BEIJING • Officials from China's ruling Communist Party (CCP) have supported violent attacks in restive Xinjiang, said a top regional official in remarks highlighting internal opposition to tough local policies.
Xinjiang, the homeland of the mostly Muslim Uighur ethnic minority - many of whom complain of discrimination and controls on their culture and religion - is often hit by deadly unrest.
China blames the violence on separatists but rights groups point to Beijing's own actions as a driver.
Mr Xu Hairong, the region's top anti-graft official, on Tuesday accused some local party members of participating in the unrest, pointing to a division in implementing Beijing's anti-separatist stance.
"Some communist cadres... even support or take part in violent terrorist attacks," Mr Xu said in the state-run China Discipline Inspection News.
He did not give details but added that some officials were "wavering on the big issues of opposing anti-separatism and maintaining ethnic unity".

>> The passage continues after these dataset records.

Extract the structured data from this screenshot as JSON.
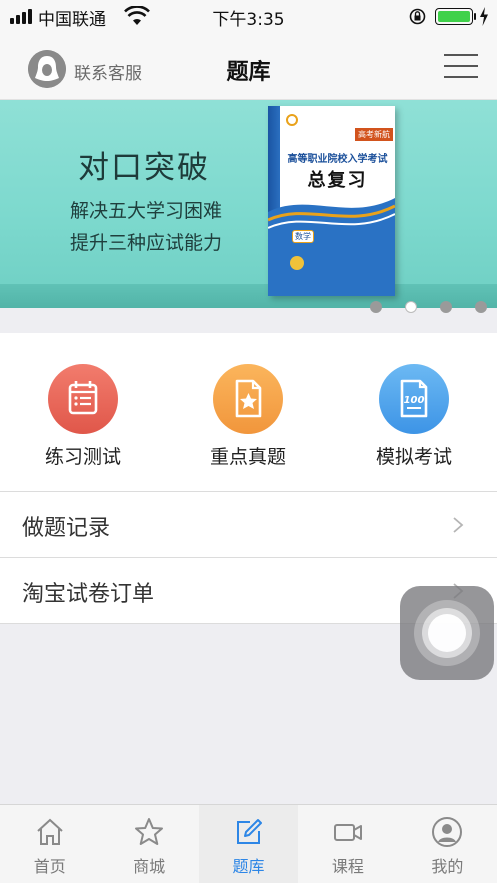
{
  "status_bar": {
    "carrier": "中国联通",
    "time": "下午3:35",
    "battery_level": 1.0
  },
  "header": {
    "contact_label": "联系客服",
    "title": "题库",
    "menu_icon": "hamburger-menu-icon"
  },
  "banner": {
    "title": "对口突破",
    "line1": "解决五大学习困难",
    "line2": "提升三种应试能力",
    "book": {
      "subtitle": "高等职业院校入学考试",
      "title": "总复习",
      "edition": "高考新航",
      "badge": "数学"
    },
    "dots_count": 4,
    "active_dot": 2
  },
  "quick_actions": [
    {
      "label": "练习测试",
      "icon": "calendar-checklist-icon",
      "color": "#e8634f"
    },
    {
      "label": "重点真题",
      "icon": "star-document-icon",
      "color": "#f4a447"
    },
    {
      "label": "模拟考试",
      "icon": "score-100-icon",
      "color": "#4a9fea"
    }
  ],
  "list": [
    {
      "label": "做题记录"
    },
    {
      "label": "淘宝试卷订单"
    }
  ],
  "tabbar": [
    {
      "label": "首页",
      "icon": "home-icon",
      "active": false
    },
    {
      "label": "商城",
      "icon": "star-icon",
      "active": false
    },
    {
      "label": "题库",
      "icon": "edit-icon",
      "active": true
    },
    {
      "label": "课程",
      "icon": "video-camera-icon",
      "active": false
    },
    {
      "label": "我的",
      "icon": "user-icon",
      "active": false
    }
  ],
  "colors": {
    "accent": "#2d86e6",
    "banner": "#7dd9ce",
    "battery": "#3fd14a"
  }
}
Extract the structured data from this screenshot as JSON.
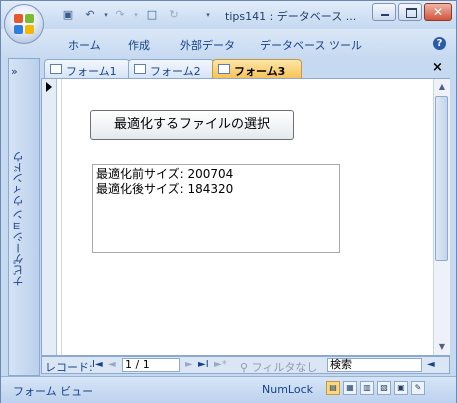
{
  "window": {
    "title": "tips141 : データベース ..."
  },
  "qat": {
    "icons": [
      "save-icon",
      "undo-icon",
      "redo-icon",
      "new-icon",
      "refresh-icon",
      "customize-icon"
    ]
  },
  "ribbon": {
    "tabs": [
      "ホーム",
      "作成",
      "外部データ",
      "データベース ツール"
    ]
  },
  "nav": {
    "toggle": "»",
    "label": "ナビゲーション ウィンドウ"
  },
  "doctabs": [
    {
      "label": "フォーム1",
      "active": false
    },
    {
      "label": "フォーム2",
      "active": false
    },
    {
      "label": "フォーム3",
      "active": true
    }
  ],
  "doc_close": "×",
  "form": {
    "select_button": "最適化するファイルの選択",
    "result_lines": "最適化前サイズ: 200704\n最適化後サイズ: 184320"
  },
  "record_nav": {
    "label": "レコード:",
    "first": "I◄",
    "prev": "◄",
    "current": "1 / 1",
    "next": "►",
    "last": "►I",
    "new": "►*",
    "filter": "フィルタなし",
    "search": "検索"
  },
  "status": {
    "mode": "フォーム ビュー",
    "numlock": "NumLock"
  },
  "colors": {
    "accent": "#15428b",
    "active_tab": "#f7c35a",
    "frame": "#c5d9f1"
  }
}
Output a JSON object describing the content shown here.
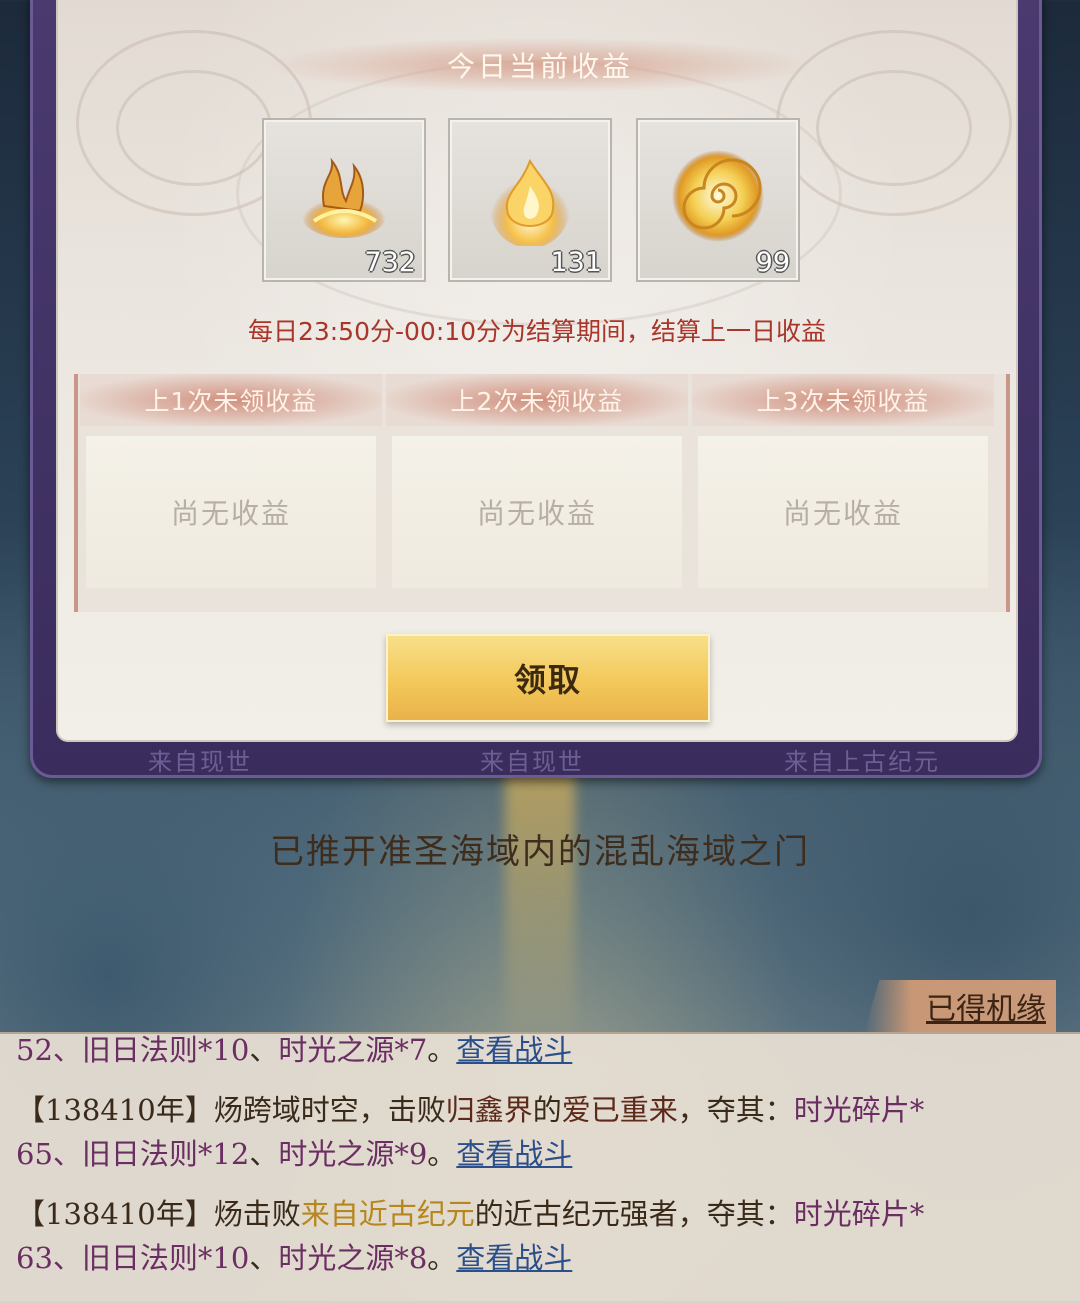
{
  "panel": {
    "title": "今日当前收益",
    "items": [
      {
        "icon": "golden-flame-law-icon",
        "count": "732"
      },
      {
        "icon": "golden-fire-icon",
        "count": "131"
      },
      {
        "icon": "golden-vortex-icon",
        "count": "99"
      }
    ],
    "settle_note": "每日23:50分-00:10分为结算期间，结算上一日收益",
    "pending": [
      {
        "header": "上1次未领收益",
        "empty": "尚无收益"
      },
      {
        "header": "上2次未领收益",
        "empty": "尚无收益"
      },
      {
        "header": "上3次未领收益",
        "empty": "尚无收益"
      }
    ],
    "claim_label": "领取"
  },
  "frame_tabs": [
    "来自现世",
    "来自现世",
    "来自上古纪元"
  ],
  "status_text": "已推开准圣海域内的混乱海域之门",
  "acquired_label": "已得机缘",
  "log": {
    "line0": {
      "a": "52、",
      "b": "旧日法则*10",
      "c": "、",
      "d": "时光之源*7",
      "e": "。",
      "link": "查看战斗"
    },
    "line1": {
      "a": "【138410年】炀跨域时空，击败",
      "b": "归鑫界",
      "c": "的",
      "d": "爱已重来",
      "e": "，夺其：",
      "f": "时光碎片*"
    },
    "line2": {
      "a": "65、",
      "b": "旧日法则*12",
      "c": "、",
      "d": "时光之源*9",
      "e": "。",
      "link": "查看战斗"
    },
    "line3": {
      "a": "【138410年】炀击败",
      "b": "来自近古纪元",
      "c": "的近古纪元强者，夺其：",
      "d": "时光碎片*"
    },
    "line4": {
      "a": "63、",
      "b": "旧日法则*10",
      "c": "、",
      "d": "时光之源*8",
      "e": "。",
      "link": "查看战斗"
    }
  },
  "colors": {
    "accent_red": "#a8362a",
    "button_gold": "#f3c85a",
    "frame_purple": "#4a3a6f",
    "link_blue": "#2b4f8a"
  }
}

The article came days after the authorities said Chinese police had killed 28 members of a "terrorist group" in Xinjiang, in the bloodiest such operation in months.
It also came after the editor of the Xinjiang Daily, the CCP's mouthpiece in the region, was dismissed for what anti-graft officials said were offences, including publicly criticising party policies.

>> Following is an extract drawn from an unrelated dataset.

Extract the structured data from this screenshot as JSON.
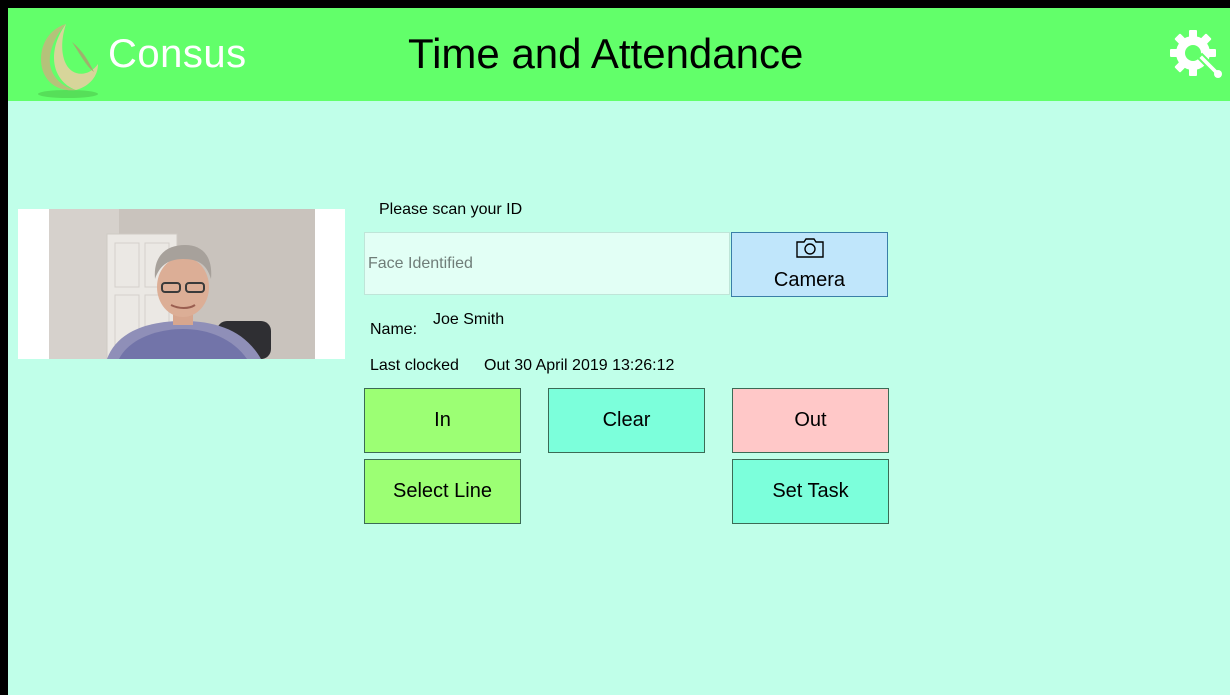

The authorities launched a "strike hard" campaign after a bomb rocked the main train station in the regional capital Urumqi last year as President Xi Jinping was wrapping up a visit to the city.
The crackdown, which has seen mass trials and multiple executions, has been condemned by human rights groups.

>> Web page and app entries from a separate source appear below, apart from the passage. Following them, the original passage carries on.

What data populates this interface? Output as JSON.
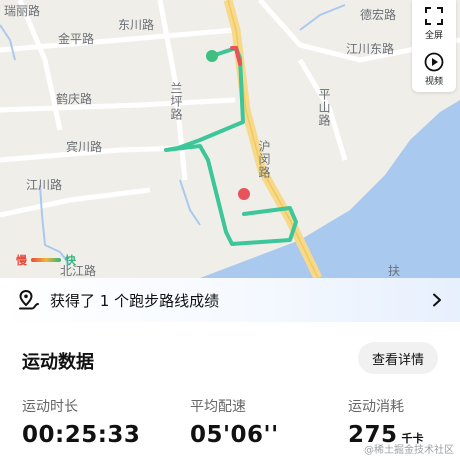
{
  "map": {
    "labels": {
      "ruili": "瑞丽路",
      "jinping": "金平路",
      "dongchuan": "东川路",
      "dehong": "德宏路",
      "jiangchuan_east": "江川东路",
      "heqing": "鹤庆路",
      "lanping": "兰坪路",
      "pingshan": "平山路",
      "binchuan": "宾川路",
      "humin": "沪闵路",
      "jiangchuan": "江川路",
      "beichuan": "北江路",
      "fu": "扶"
    },
    "controls": {
      "fullscreen_label": "全屏",
      "video_label": "视频"
    },
    "legend": {
      "slow": "慢",
      "fast": "快"
    },
    "colors": {
      "route": "#3cc69a",
      "start": "#3cbf7f",
      "end": "#e8525a",
      "river": "#a9c9ef"
    }
  },
  "banner": {
    "text": "获得了 1 个跑步路线成绩"
  },
  "stats": {
    "title": "运动数据",
    "details_button": "查看详情",
    "duration": {
      "label": "运动时长",
      "value": "00:25:33"
    },
    "pace": {
      "label": "平均配速",
      "value": "05'06''"
    },
    "calories": {
      "label": "运动消耗",
      "value": "275",
      "unit": "千卡"
    }
  },
  "watermark": "@稀土掘金技术社区"
}
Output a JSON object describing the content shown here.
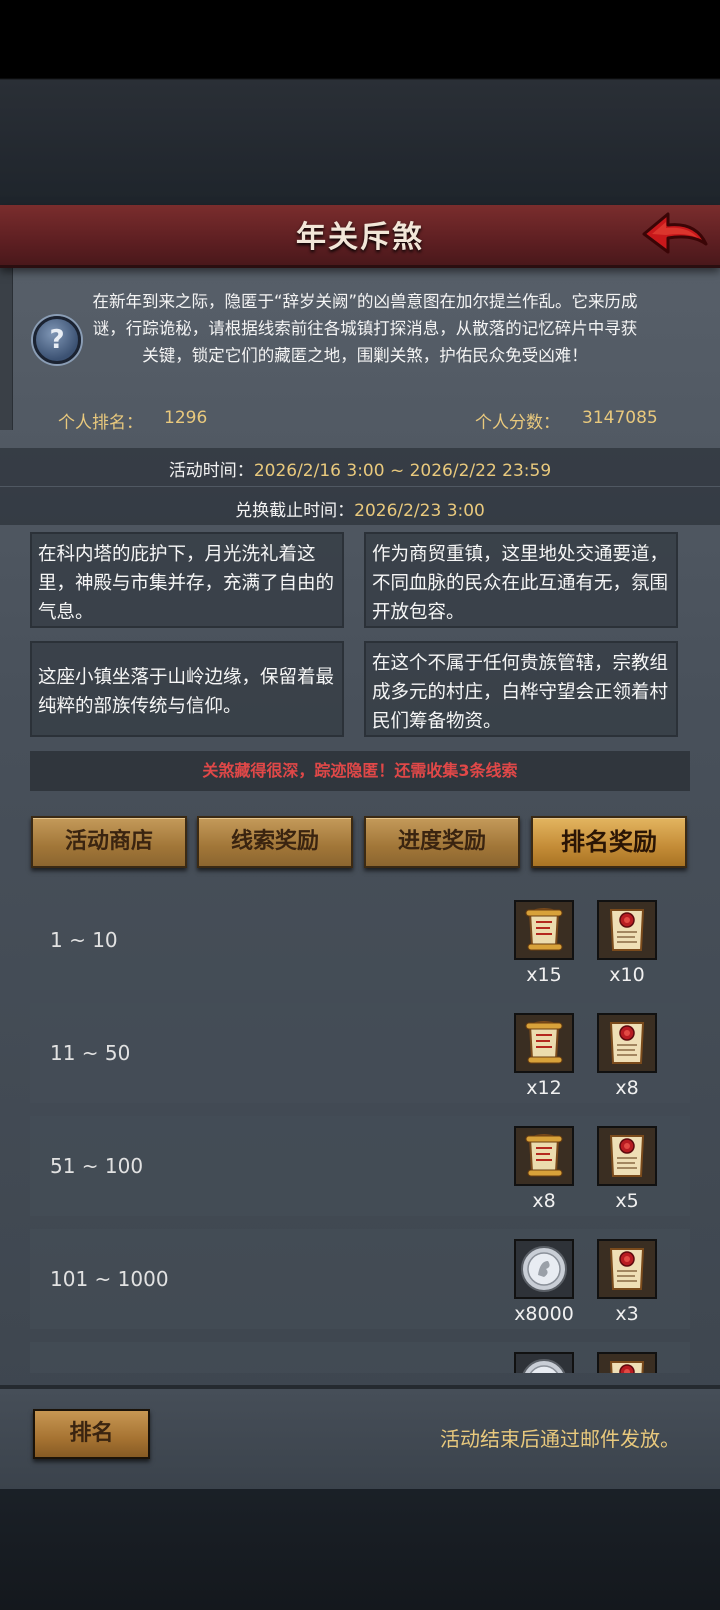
{
  "header": {
    "title": "年关斥煞"
  },
  "intro": "在新年到来之际，隐匿于“辞岁关阙”的凶兽意图在加尔提兰作乱。它来历成谜，行踪诡秘，请根据线索前往各城镇打探消息，从散落的记忆碎片中寻获关键，锁定它们的藏匿之地，围剿关煞，护佑民众免受凶难！",
  "stats": {
    "rank_label": "个人排名：",
    "rank_value": "1296",
    "score_label": "个人分数：",
    "score_value": "3147085"
  },
  "event_time": {
    "label": "活动时间：",
    "value": "2026/2/16 3:00 ~ 2026/2/22 23:59"
  },
  "exchange_deadline": {
    "label": "兑换截止时间：",
    "value": "2026/2/23 3:00"
  },
  "clues": [
    "在科内塔的庇护下，月光洗礼着这里，神殿与市集并存，充满了自由的气息。",
    "作为商贸重镇，这里地处交通要道，不同血脉的民众在此互通有无，氛围开放包容。",
    "这座小镇坐落于山岭边缘，保留着最纯粹的部族传统与信仰。",
    "在这个不属于任何贵族管辖，宗教组成多元的村庄，白桦守望会正领着村民们筹备物资。"
  ],
  "alert": "关煞藏得很深，踪迹隐匿！还需收集3条线索",
  "tabs": [
    {
      "label": "活动商店",
      "active": false
    },
    {
      "label": "线索奖励",
      "active": false
    },
    {
      "label": "进度奖励",
      "active": false
    },
    {
      "label": "排名奖励",
      "active": true
    }
  ],
  "rewards": [
    {
      "range": "1 ~ 10",
      "items": [
        {
          "icon": "scroll-gold-icon",
          "count": "x15"
        },
        {
          "icon": "scroll-seal-icon",
          "count": "x10"
        }
      ]
    },
    {
      "range": "11 ~ 50",
      "items": [
        {
          "icon": "scroll-gold-icon",
          "count": "x12"
        },
        {
          "icon": "scroll-seal-icon",
          "count": "x8"
        }
      ]
    },
    {
      "range": "51 ~ 100",
      "items": [
        {
          "icon": "scroll-gold-icon",
          "count": "x8"
        },
        {
          "icon": "scroll-seal-icon",
          "count": "x5"
        }
      ]
    },
    {
      "range": "101 ~ 1000",
      "items": [
        {
          "icon": "silver-coin-icon",
          "count": "x8000"
        },
        {
          "icon": "scroll-seal-icon",
          "count": "x3"
        }
      ]
    },
    {
      "range": "",
      "items": [
        {
          "icon": "silver-coin-icon",
          "count": ""
        },
        {
          "icon": "scroll-seal-icon",
          "count": ""
        }
      ]
    }
  ],
  "footer": {
    "rank_button": "排名",
    "note": "活动结束后通过邮件发放。"
  }
}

Xinjiang in China's far west is a resource-rich region abutting central Asia. The CCP is officially atheist and bans all of its officials - including Uighurs - from religious faith.
Schools and government offices annually attempt to stifle Ramadan fasting as part of the ban. But officials persist in religious beliefs despite the policy, Mr Xu said.